Numerous fortifications were erected in Central and Southern Utah in 1865 and 1866 during the Black Hawk Indian War to protect small settlements against attack by bands of Ute, Paiute, and Navajo Indians. Most were built around the towns themselves, and generally by the local citizens, but Fort Sanford was unique in design, construction, and purpose.
By orders from the commanding officers of the Territorial Militia and the Iron Military District, Major Silas Sanford Smith was directed to raise a force of fifty well-armed men to help protect the settlements of Circleville and Panguitch and to construct a fortification near the confluence of Bear Creek and the Sevier River. This was a strategic location commanding the Ute Indian Trail as well as the north-south route taken by pioneer settlers traveling through the area and along the Old Spanish Trail. Each provided access to the western regions.
Although Fort Sanford was in operation for a relatively short period of time, it represented a unique chapter in the history of this area. This monument is a tribute to the soldiers who built the Fort and the pioneers it protected.
There are two monuments/plaques that are both Daughters of Utah Pioneers historic marker(s) #588, the first is seen above and the second, below.
There is little evidence today that Fort Sanford once existed. A land survey indicates it stood approximately 1.5 miles to the south of this marker.
The Fort was built in 1866 to protect the settlers in Circleville and Panguitch during the Black Hawk Indian War and to prevent the Indians from stealing livestock. Fort Sanford also served as a supply depot for cavalry troops.
Fort Sanford was designed, built, and named by Major Silas Sanford Smith and his troops. It was constructed entirely of cedar (juniper) pickets that stood eight feet above the ground. A deep ditch at the base of the wall encompassed the entire Fort. The dimensions were 363 feet by 363 feet, or approximately three acres with “block houses.”

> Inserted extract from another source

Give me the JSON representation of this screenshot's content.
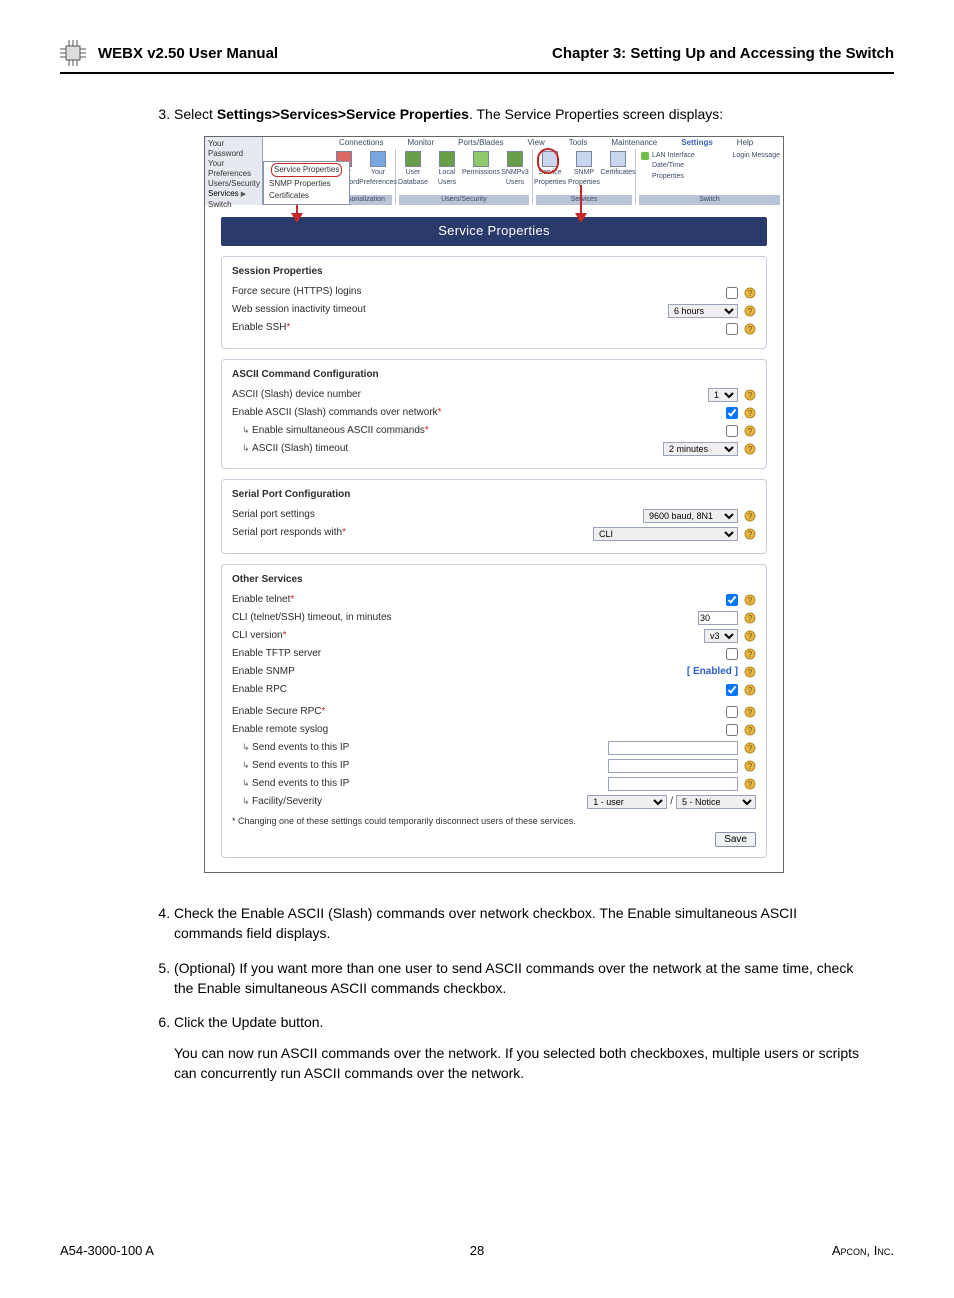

Within just three months of completion, President Brigham Young directed the evacuation of smaller towns for great protection. Most Panguitch residents moved to Parowan; Circleville settlers went to Beaver. With the evacuation of these two communities, the need for the Fort also ended. Eventually farmers would salvage the poles of the stockade to build houses, outbuildings and fences.